__What is expected__. From the first line to the last, reproduce the data exactly.

== Segment start ==

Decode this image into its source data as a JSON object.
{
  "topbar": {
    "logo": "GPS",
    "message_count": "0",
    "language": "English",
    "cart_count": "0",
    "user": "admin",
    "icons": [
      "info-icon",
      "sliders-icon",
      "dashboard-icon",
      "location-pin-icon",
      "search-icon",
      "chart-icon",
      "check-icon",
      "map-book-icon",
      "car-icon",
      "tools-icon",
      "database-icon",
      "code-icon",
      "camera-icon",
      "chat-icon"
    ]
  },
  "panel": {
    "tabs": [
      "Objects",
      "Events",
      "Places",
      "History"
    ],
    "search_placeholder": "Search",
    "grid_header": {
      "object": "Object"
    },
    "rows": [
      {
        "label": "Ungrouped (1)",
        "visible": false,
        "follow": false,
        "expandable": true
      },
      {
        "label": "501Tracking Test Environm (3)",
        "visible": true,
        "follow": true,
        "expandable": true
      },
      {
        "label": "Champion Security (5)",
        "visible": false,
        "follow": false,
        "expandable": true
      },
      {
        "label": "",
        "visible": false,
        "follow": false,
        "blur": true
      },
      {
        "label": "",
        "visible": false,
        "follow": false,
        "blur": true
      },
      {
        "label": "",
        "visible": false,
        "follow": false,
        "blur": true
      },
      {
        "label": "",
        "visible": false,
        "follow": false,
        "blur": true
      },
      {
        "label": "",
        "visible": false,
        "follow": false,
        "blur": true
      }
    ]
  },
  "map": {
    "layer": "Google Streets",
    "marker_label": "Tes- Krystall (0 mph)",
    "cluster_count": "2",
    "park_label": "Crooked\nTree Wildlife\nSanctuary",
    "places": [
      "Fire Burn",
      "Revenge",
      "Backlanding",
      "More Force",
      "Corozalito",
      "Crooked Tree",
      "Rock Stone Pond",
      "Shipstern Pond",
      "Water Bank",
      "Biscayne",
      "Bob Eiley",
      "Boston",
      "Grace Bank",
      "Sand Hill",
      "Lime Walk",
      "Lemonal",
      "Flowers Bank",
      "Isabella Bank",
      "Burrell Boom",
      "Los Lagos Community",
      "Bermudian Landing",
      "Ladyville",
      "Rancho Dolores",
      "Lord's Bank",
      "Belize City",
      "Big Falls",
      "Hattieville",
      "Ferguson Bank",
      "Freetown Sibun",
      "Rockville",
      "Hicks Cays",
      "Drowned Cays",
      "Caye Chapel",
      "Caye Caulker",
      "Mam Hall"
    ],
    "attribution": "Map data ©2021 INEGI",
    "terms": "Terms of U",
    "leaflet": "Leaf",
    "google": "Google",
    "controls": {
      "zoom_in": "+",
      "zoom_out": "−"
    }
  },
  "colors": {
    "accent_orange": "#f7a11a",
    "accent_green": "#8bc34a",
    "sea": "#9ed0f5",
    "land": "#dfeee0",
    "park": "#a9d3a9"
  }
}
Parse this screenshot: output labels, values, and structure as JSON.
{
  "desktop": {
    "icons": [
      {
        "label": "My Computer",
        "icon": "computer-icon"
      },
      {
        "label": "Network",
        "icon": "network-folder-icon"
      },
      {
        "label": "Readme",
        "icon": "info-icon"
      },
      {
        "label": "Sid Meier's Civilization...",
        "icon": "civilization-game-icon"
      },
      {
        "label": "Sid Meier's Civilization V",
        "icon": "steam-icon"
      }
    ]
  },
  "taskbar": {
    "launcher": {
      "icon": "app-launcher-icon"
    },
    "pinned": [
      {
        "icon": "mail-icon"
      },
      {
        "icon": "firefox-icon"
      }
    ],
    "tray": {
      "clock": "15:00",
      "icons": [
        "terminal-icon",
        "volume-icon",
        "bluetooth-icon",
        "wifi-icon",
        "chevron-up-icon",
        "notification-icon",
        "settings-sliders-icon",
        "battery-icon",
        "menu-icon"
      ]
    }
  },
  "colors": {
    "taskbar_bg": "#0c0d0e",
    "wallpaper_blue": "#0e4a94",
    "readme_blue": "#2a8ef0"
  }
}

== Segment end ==

__Answer box__.
Decode this image into its source data as a JSON object.
{
  "topbar": {
    "logo": "GPS",
    "message_count": "0",
    "language": "English",
    "cart_count": "0",
    "user": "admin",
    "icons": [
      "info-icon",
      "sliders-icon",
      "dashboard-icon",
      "location-pin-icon",
      "search-icon",
      "chart-icon",
      "check-icon",
      "map-book-icon",
      "car-icon",
      "tools-icon",
      "database-icon",
      "code-icon",
      "camera-icon",
      "chat-icon"
    ]
  },
  "panel": {
    "tabs": [
      "Objects",
      "Events",
      "Places",
      "History"
    ],
    "search_placeholder": "Search",
    "grid_header": {
      "object": "Object"
    },
    "rows": [
      {
        "label": "Ungrouped (1)",
        "visible": false,
        "follow": false,
        "expandable": true
      },
      {
        "label": "501Tracking Test Environm (3)",
        "visible": true,
        "follow": true,
        "expandable": true
      },
      {
        "label": "Champion Security (5)",
        "visible": false,
        "follow": false,
        "expandable": true
      },
      {
        "label": "",
        "visible": false,
        "follow": false,
        "blur": true
      },
      {
        "label": "",
        "visible": false,
        "follow": false,
        "blur": true
      },
      {
        "label": "",
        "visible": false,
        "follow": false,
        "blur": true
      },
      {
        "label": "",
        "visible": false,
        "follow": false,
        "blur": true
      },
      {
        "label": "",
        "visible": false,
        "follow": false,
        "blur": true
      }
    ]
  },
  "map": {
    "layer": "Google Streets",
    "marker_label": "Tes- Krystall (0 mph)",
    "cluster_count": "2",
    "park_label": "Crooked\nTree Wildlife\nSanctuary",
    "places": [
      "Fire Burn",
      "Revenge",
      "Backlanding",
      "More Force",
      "Corozalito",
      "Crooked Tree",
      "Rock Stone Pond",
      "Shipstern Pond",
      "Water Bank",
      "Biscayne",
      "Bob Eiley",
      "Boston",
      "Grace Bank",
      "Sand Hill",
      "Lime Walk",
      "Lemonal",
      "Flowers Bank",
      "Isabella Bank",
      "Burrell Boom",
      "Los Lagos Community",
      "Bermudian Landing",
      "Ladyville",
      "Rancho Dolores",
      "Lord's Bank",
      "Belize City",
      "Big Falls",
      "Hattieville",
      "Ferguson Bank",
      "Freetown Sibun",
      "Rockville",
      "Hicks Cays",
      "Drowned Cays",
      "Caye Chapel",
      "Caye Caulker",
      "Mam Hall"
    ],
    "attribution": "Map data ©2021 INEGI",
    "terms": "Terms of U",
    "leaflet": "Leaf",
    "google": "Google",
    "controls": {
      "zoom_in": "+",
      "zoom_out": "−"
    }
  },
  "colors": {
    "accent_orange": "#f7a11a",
    "accent_green": "#8bc34a",
    "sea": "#9ed0f5",
    "land": "#dfeee0",
    "park": "#a9d3a9"
  }
}
Parse this screenshot: output labels, values, and structure as JSON.
{
  "desktop": {
    "icons": [
      {
        "label": "My Computer",
        "icon": "computer-icon"
      },
      {
        "label": "Network",
        "icon": "network-folder-icon"
      },
      {
        "label": "Readme",
        "icon": "info-icon"
      },
      {
        "label": "Sid Meier's Civilization...",
        "icon": "civilization-game-icon"
      },
      {
        "label": "Sid Meier's Civilization V",
        "icon": "steam-icon"
      }
    ]
  },
  "taskbar": {
    "launcher": {
      "icon": "app-launcher-icon"
    },
    "pinned": [
      {
        "icon": "mail-icon"
      },
      {
        "icon": "firefox-icon"
      }
    ],
    "tray": {
      "clock": "15:00",
      "icons": [
        "terminal-icon",
        "volume-icon",
        "bluetooth-icon",
        "wifi-icon",
        "chevron-up-icon",
        "notification-icon",
        "settings-sliders-icon",
        "battery-icon",
        "menu-icon"
      ]
    }
  },
  "colors": {
    "taskbar_bg": "#0c0d0e",
    "wallpaper_blue": "#0e4a94",
    "readme_blue": "#2a8ef0"
  }
}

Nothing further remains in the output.